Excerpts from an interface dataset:
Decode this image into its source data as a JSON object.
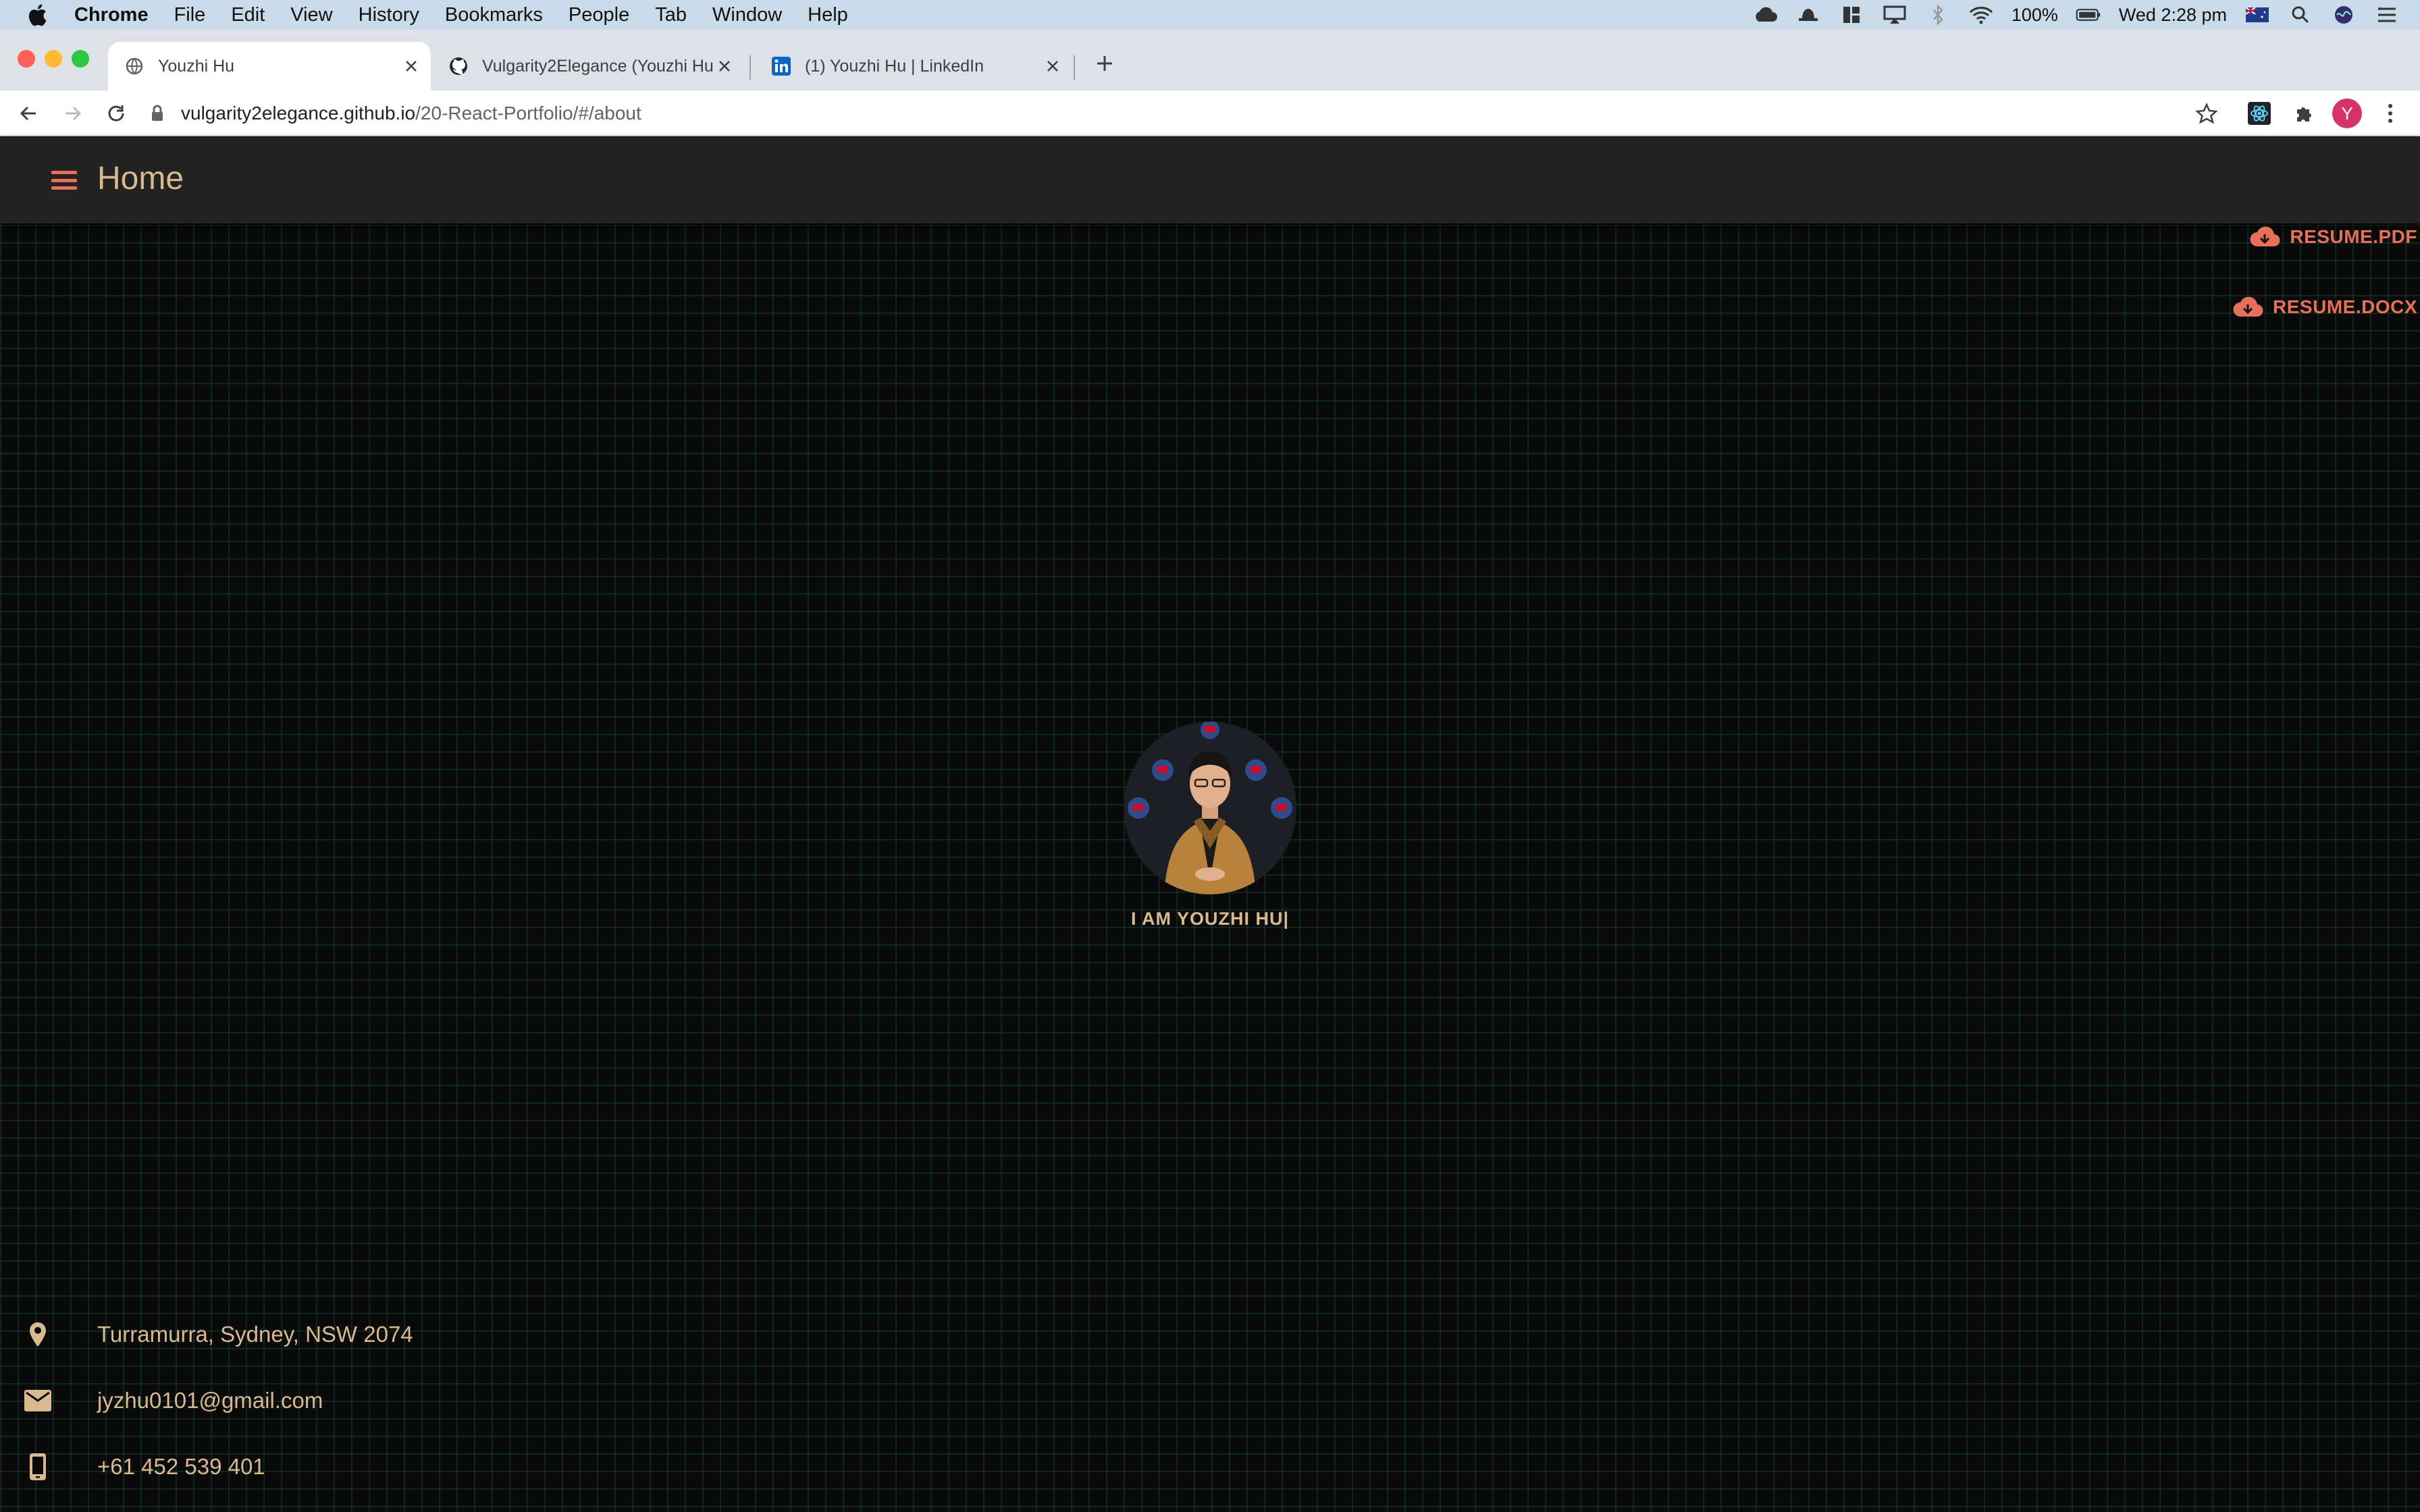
{
  "menubar": {
    "app_name": "Chrome",
    "items": [
      "File",
      "Edit",
      "View",
      "History",
      "Bookmarks",
      "People",
      "Tab",
      "Window",
      "Help"
    ],
    "battery": "100%",
    "clock": "Wed 2:28 pm"
  },
  "tabs": [
    {
      "title": "Youzhi Hu",
      "icon": "globe-icon",
      "active": true
    },
    {
      "title": "Vulgarity2Elegance (Youzhi Hu",
      "icon": "github-icon",
      "active": false
    },
    {
      "title": "(1) Youzhi Hu | LinkedIn",
      "icon": "linkedin-icon",
      "active": false
    }
  ],
  "address_bar": {
    "host": "vulgarity2elegance.github.io",
    "path": "/20-React-Portfolio/#/about"
  },
  "profile_initial": "Y",
  "colors": {
    "accent": "#e8705a",
    "text_gold": "#d9b990",
    "appbar": "#222222",
    "grid": "#145a46"
  },
  "appbar": {
    "title": "Home"
  },
  "resume": {
    "pdf_label": "RESUME.PDF",
    "docx_label": "RESUME.DOCX"
  },
  "intro": {
    "text": "I AM YOUZHI HU|"
  },
  "contacts": {
    "address": "Turramurra, Sydney, NSW 2074",
    "email": "jyzhu0101@gmail.com",
    "phone": "+61 452 539 401"
  }
}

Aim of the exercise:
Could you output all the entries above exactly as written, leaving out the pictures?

Exercise response:
Decode this image into its source data as a JSON object.
{
  "menubar": {
    "app_name": "Chrome",
    "items": [
      "File",
      "Edit",
      "View",
      "History",
      "Bookmarks",
      "People",
      "Tab",
      "Window",
      "Help"
    ],
    "battery": "100%",
    "clock": "Wed 2:28 pm"
  },
  "tabs": [
    {
      "title": "Youzhi Hu",
      "icon": "globe-icon",
      "active": true
    },
    {
      "title": "Vulgarity2Elegance (Youzhi Hu",
      "icon": "github-icon",
      "active": false
    },
    {
      "title": "(1) Youzhi Hu | LinkedIn",
      "icon": "linkedin-icon",
      "active": false
    }
  ],
  "address_bar": {
    "host": "vulgarity2elegance.github.io",
    "path": "/20-React-Portfolio/#/about"
  },
  "profile_initial": "Y",
  "colors": {
    "accent": "#e8705a",
    "text_gold": "#d9b990",
    "appbar": "#222222",
    "grid": "#145a46"
  },
  "appbar": {
    "title": "Home"
  },
  "resume": {
    "pdf_label": "RESUME.PDF",
    "docx_label": "RESUME.DOCX"
  },
  "intro": {
    "text": "I AM YOUZHI HU|"
  },
  "contacts": {
    "address": "Turramurra, Sydney, NSW 2074",
    "email": "jyzhu0101@gmail.com",
    "phone": "+61 452 539 401"
  }
}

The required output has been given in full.